The fallout from Gruver's death resurfaced last week when the school announced that Greek groups would be prohibited from tailgating at chapter houses for the rest of the football season.

Greeks and other student groups are also banned from tailgating on the Parade Ground.

Fraternities are required to have a security detail at tailgating and other social events.

Lofton Security, which previously did the work, told LSU without explanation it was ending the service.

Neither fraternity nor sorority leaders have commented.

On Friday officials at LSU said fraternity members can set up tailgates at other campus locations as long as they register the locations and those requested spots are approved.

Days of anti-hazing programs also took place at UNO, which has 16 fraternities and sororities and SLU, which has 15.

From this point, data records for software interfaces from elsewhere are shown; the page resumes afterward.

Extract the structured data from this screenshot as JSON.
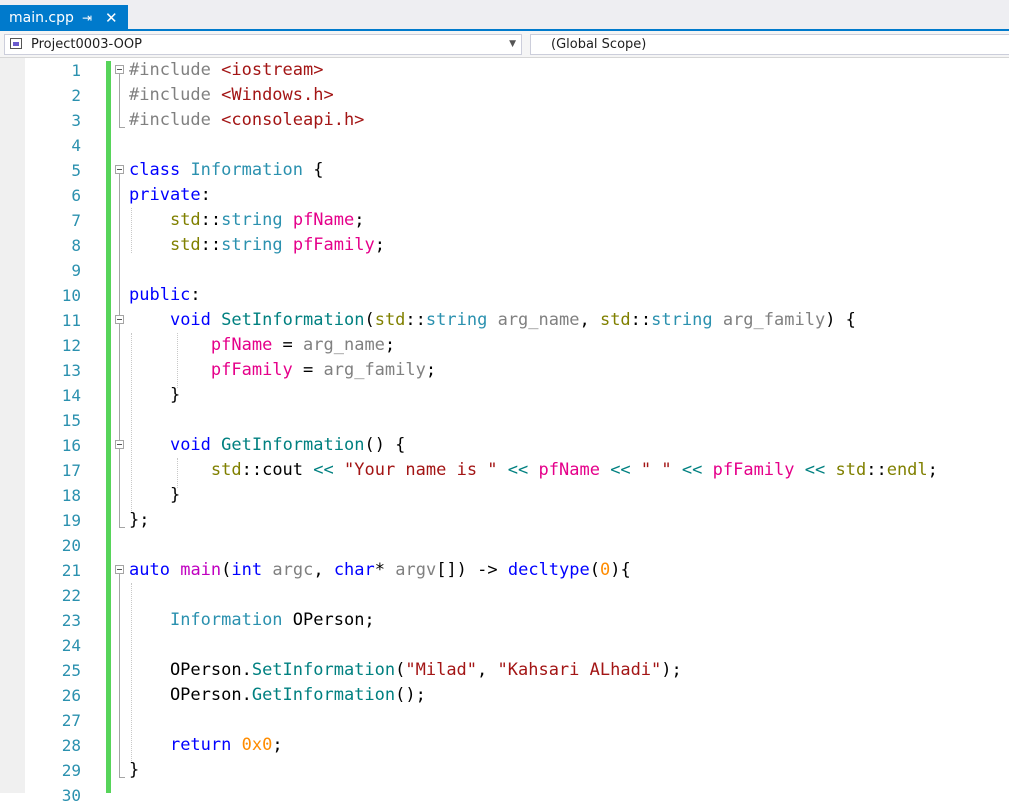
{
  "tab": {
    "title": "main.cpp",
    "pin_icon": "⇥",
    "close_icon": "✕"
  },
  "navbar": {
    "project": "Project0003-OOP",
    "project_arrow": "▼",
    "scope": "(Global Scope)"
  },
  "colors": {
    "keyword": "#0000ff",
    "preprocessor": "#808080",
    "include_path": "#a31515",
    "type": "#2b91af",
    "namespace": "#808000",
    "member": "#e5008a",
    "function": "#008080",
    "parameter": "#808080",
    "string": "#a31515",
    "number": "#ff8c00",
    "change_bar": "#57d45a",
    "accent": "#007acc"
  },
  "lines": [
    {
      "n": "1",
      "tokens": [
        {
          "c": "pp",
          "t": "#include "
        },
        {
          "c": "inc",
          "t": "<iostream>"
        }
      ]
    },
    {
      "n": "2",
      "tokens": [
        {
          "c": "pp",
          "t": "#include "
        },
        {
          "c": "inc",
          "t": "<Windows.h>"
        }
      ]
    },
    {
      "n": "3",
      "tokens": [
        {
          "c": "pp",
          "t": "#include "
        },
        {
          "c": "inc",
          "t": "<consoleapi.h>"
        }
      ]
    },
    {
      "n": "4",
      "tokens": []
    },
    {
      "n": "5",
      "tokens": [
        {
          "c": "k",
          "t": "class"
        },
        {
          "c": "",
          "t": " "
        },
        {
          "c": "t",
          "t": "Information"
        },
        {
          "c": "",
          "t": " {"
        }
      ]
    },
    {
      "n": "6",
      "tokens": [
        {
          "c": "k",
          "t": "private"
        },
        {
          "c": "",
          "t": ":"
        }
      ]
    },
    {
      "n": "7",
      "tokens": [
        {
          "c": "",
          "t": "    "
        },
        {
          "c": "tn",
          "t": "std"
        },
        {
          "c": "",
          "t": "::"
        },
        {
          "c": "t",
          "t": "string"
        },
        {
          "c": "",
          "t": " "
        },
        {
          "c": "m",
          "t": "pfName"
        },
        {
          "c": "",
          "t": ";"
        }
      ]
    },
    {
      "n": "8",
      "tokens": [
        {
          "c": "",
          "t": "    "
        },
        {
          "c": "tn",
          "t": "std"
        },
        {
          "c": "",
          "t": "::"
        },
        {
          "c": "t",
          "t": "string"
        },
        {
          "c": "",
          "t": " "
        },
        {
          "c": "m",
          "t": "pfFamily"
        },
        {
          "c": "",
          "t": ";"
        }
      ]
    },
    {
      "n": "9",
      "tokens": []
    },
    {
      "n": "10",
      "tokens": [
        {
          "c": "k",
          "t": "public"
        },
        {
          "c": "",
          "t": ":"
        }
      ]
    },
    {
      "n": "11",
      "tokens": [
        {
          "c": "",
          "t": "    "
        },
        {
          "c": "k",
          "t": "void"
        },
        {
          "c": "",
          "t": " "
        },
        {
          "c": "f",
          "t": "SetInformation"
        },
        {
          "c": "",
          "t": "("
        },
        {
          "c": "tn",
          "t": "std"
        },
        {
          "c": "",
          "t": "::"
        },
        {
          "c": "t",
          "t": "string"
        },
        {
          "c": "",
          "t": " "
        },
        {
          "c": "p",
          "t": "arg_name"
        },
        {
          "c": "",
          "t": ", "
        },
        {
          "c": "tn",
          "t": "std"
        },
        {
          "c": "",
          "t": "::"
        },
        {
          "c": "t",
          "t": "string"
        },
        {
          "c": "",
          "t": " "
        },
        {
          "c": "p",
          "t": "arg_family"
        },
        {
          "c": "",
          "t": ") {"
        }
      ]
    },
    {
      "n": "12",
      "tokens": [
        {
          "c": "",
          "t": "        "
        },
        {
          "c": "m",
          "t": "pfName"
        },
        {
          "c": "",
          "t": " = "
        },
        {
          "c": "p",
          "t": "arg_name"
        },
        {
          "c": "",
          "t": ";"
        }
      ]
    },
    {
      "n": "13",
      "tokens": [
        {
          "c": "",
          "t": "        "
        },
        {
          "c": "m",
          "t": "pfFamily"
        },
        {
          "c": "",
          "t": " = "
        },
        {
          "c": "p",
          "t": "arg_family"
        },
        {
          "c": "",
          "t": ";"
        }
      ]
    },
    {
      "n": "14",
      "tokens": [
        {
          "c": "",
          "t": "    }"
        }
      ]
    },
    {
      "n": "15",
      "tokens": []
    },
    {
      "n": "16",
      "tokens": [
        {
          "c": "",
          "t": "    "
        },
        {
          "c": "k",
          "t": "void"
        },
        {
          "c": "",
          "t": " "
        },
        {
          "c": "f",
          "t": "GetInformation"
        },
        {
          "c": "",
          "t": "() {"
        }
      ]
    },
    {
      "n": "17",
      "tokens": [
        {
          "c": "",
          "t": "        "
        },
        {
          "c": "tn",
          "t": "std"
        },
        {
          "c": "",
          "t": "::cout "
        },
        {
          "c": "f",
          "t": "<<"
        },
        {
          "c": "",
          "t": " "
        },
        {
          "c": "s",
          "t": "\"Your name is \""
        },
        {
          "c": "",
          "t": " "
        },
        {
          "c": "f",
          "t": "<<"
        },
        {
          "c": "",
          "t": " "
        },
        {
          "c": "m",
          "t": "pfName"
        },
        {
          "c": "",
          "t": " "
        },
        {
          "c": "f",
          "t": "<<"
        },
        {
          "c": "",
          "t": " "
        },
        {
          "c": "s",
          "t": "\" \""
        },
        {
          "c": "",
          "t": " "
        },
        {
          "c": "f",
          "t": "<<"
        },
        {
          "c": "",
          "t": " "
        },
        {
          "c": "m",
          "t": "pfFamily"
        },
        {
          "c": "",
          "t": " "
        },
        {
          "c": "f",
          "t": "<<"
        },
        {
          "c": "",
          "t": " "
        },
        {
          "c": "tn",
          "t": "std"
        },
        {
          "c": "",
          "t": "::"
        },
        {
          "c": "tn",
          "t": "endl"
        },
        {
          "c": "",
          "t": ";"
        }
      ]
    },
    {
      "n": "18",
      "tokens": [
        {
          "c": "",
          "t": "    }"
        }
      ]
    },
    {
      "n": "19",
      "tokens": [
        {
          "c": "",
          "t": "};"
        }
      ]
    },
    {
      "n": "20",
      "tokens": []
    },
    {
      "n": "21",
      "tokens": [
        {
          "c": "k",
          "t": "auto"
        },
        {
          "c": "",
          "t": " "
        },
        {
          "c": "fm",
          "t": "main"
        },
        {
          "c": "",
          "t": "("
        },
        {
          "c": "k",
          "t": "int"
        },
        {
          "c": "",
          "t": " "
        },
        {
          "c": "p",
          "t": "argc"
        },
        {
          "c": "",
          "t": ", "
        },
        {
          "c": "k",
          "t": "char"
        },
        {
          "c": "",
          "t": "* "
        },
        {
          "c": "p",
          "t": "argv"
        },
        {
          "c": "",
          "t": "[]) -> "
        },
        {
          "c": "k",
          "t": "decltype"
        },
        {
          "c": "",
          "t": "("
        },
        {
          "c": "n",
          "t": "0"
        },
        {
          "c": "",
          "t": "){"
        }
      ]
    },
    {
      "n": "22",
      "tokens": []
    },
    {
      "n": "23",
      "tokens": [
        {
          "c": "",
          "t": "    "
        },
        {
          "c": "t",
          "t": "Information"
        },
        {
          "c": "",
          "t": " OPerson;"
        }
      ]
    },
    {
      "n": "24",
      "tokens": []
    },
    {
      "n": "25",
      "tokens": [
        {
          "c": "",
          "t": "    OPerson."
        },
        {
          "c": "f",
          "t": "SetInformation"
        },
        {
          "c": "",
          "t": "("
        },
        {
          "c": "s",
          "t": "\"Milad\""
        },
        {
          "c": "",
          "t": ", "
        },
        {
          "c": "s",
          "t": "\"Kahsari ALhadi\""
        },
        {
          "c": "",
          "t": ");"
        }
      ]
    },
    {
      "n": "26",
      "tokens": [
        {
          "c": "",
          "t": "    OPerson."
        },
        {
          "c": "f",
          "t": "GetInformation"
        },
        {
          "c": "",
          "t": "();"
        }
      ]
    },
    {
      "n": "27",
      "tokens": []
    },
    {
      "n": "28",
      "tokens": [
        {
          "c": "",
          "t": "    "
        },
        {
          "c": "k",
          "t": "return"
        },
        {
          "c": "",
          "t": " "
        },
        {
          "c": "n",
          "t": "0x0"
        },
        {
          "c": "",
          "t": ";"
        }
      ]
    },
    {
      "n": "29",
      "tokens": [
        {
          "c": "",
          "t": "}"
        }
      ]
    },
    {
      "n": "30",
      "tokens": []
    }
  ],
  "fold_lines": [
    "1",
    "5",
    "11",
    "16",
    "21"
  ]
}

"My sense is last year really impacted the campus," UNO Associate Vice President for Student Affairs and Dean of Students Carolyn Golz said of Gruver's death.

"We have students who maybe went to school with Max or people who went to school with friends of Max," she said.

About 700 students at SLU were on hand to hear from a national hazing expert.

Gabe Willis, interim Dean of Students at the school, also said Gruver's death had an impact on students in Hammond.

"I don't think anyone is allowing it to be pushed to the back burner," Willis said.

At UL-Monroe, days of anti-hazing education programs culminated in the required viewing of the movie "Haze."

It is a fictional story aimed at driving home the message that hazing can provide "hedonistic thrills of fraternity life" but also wreck friendships and families.

The same movie, which is aimed at jolting students on the dangers of hazing, has been shown at campuses nationally, according to state officials.

Lisa Miller, a spokeswoman for the school, said there is a reason why fraternity and sorority members were required to watch the 1 hour, 52 minute film.

That is how to get to students to an event, Miller said.

But once the movie started some students were uncomfortable.

UL-Monroe's Greek adviser sent a text message that students were free to leave.

"At that point in time some left, some stayed, as you can imagine," Miller said.

Follow Will Sentell on Twitter, @WillSentell.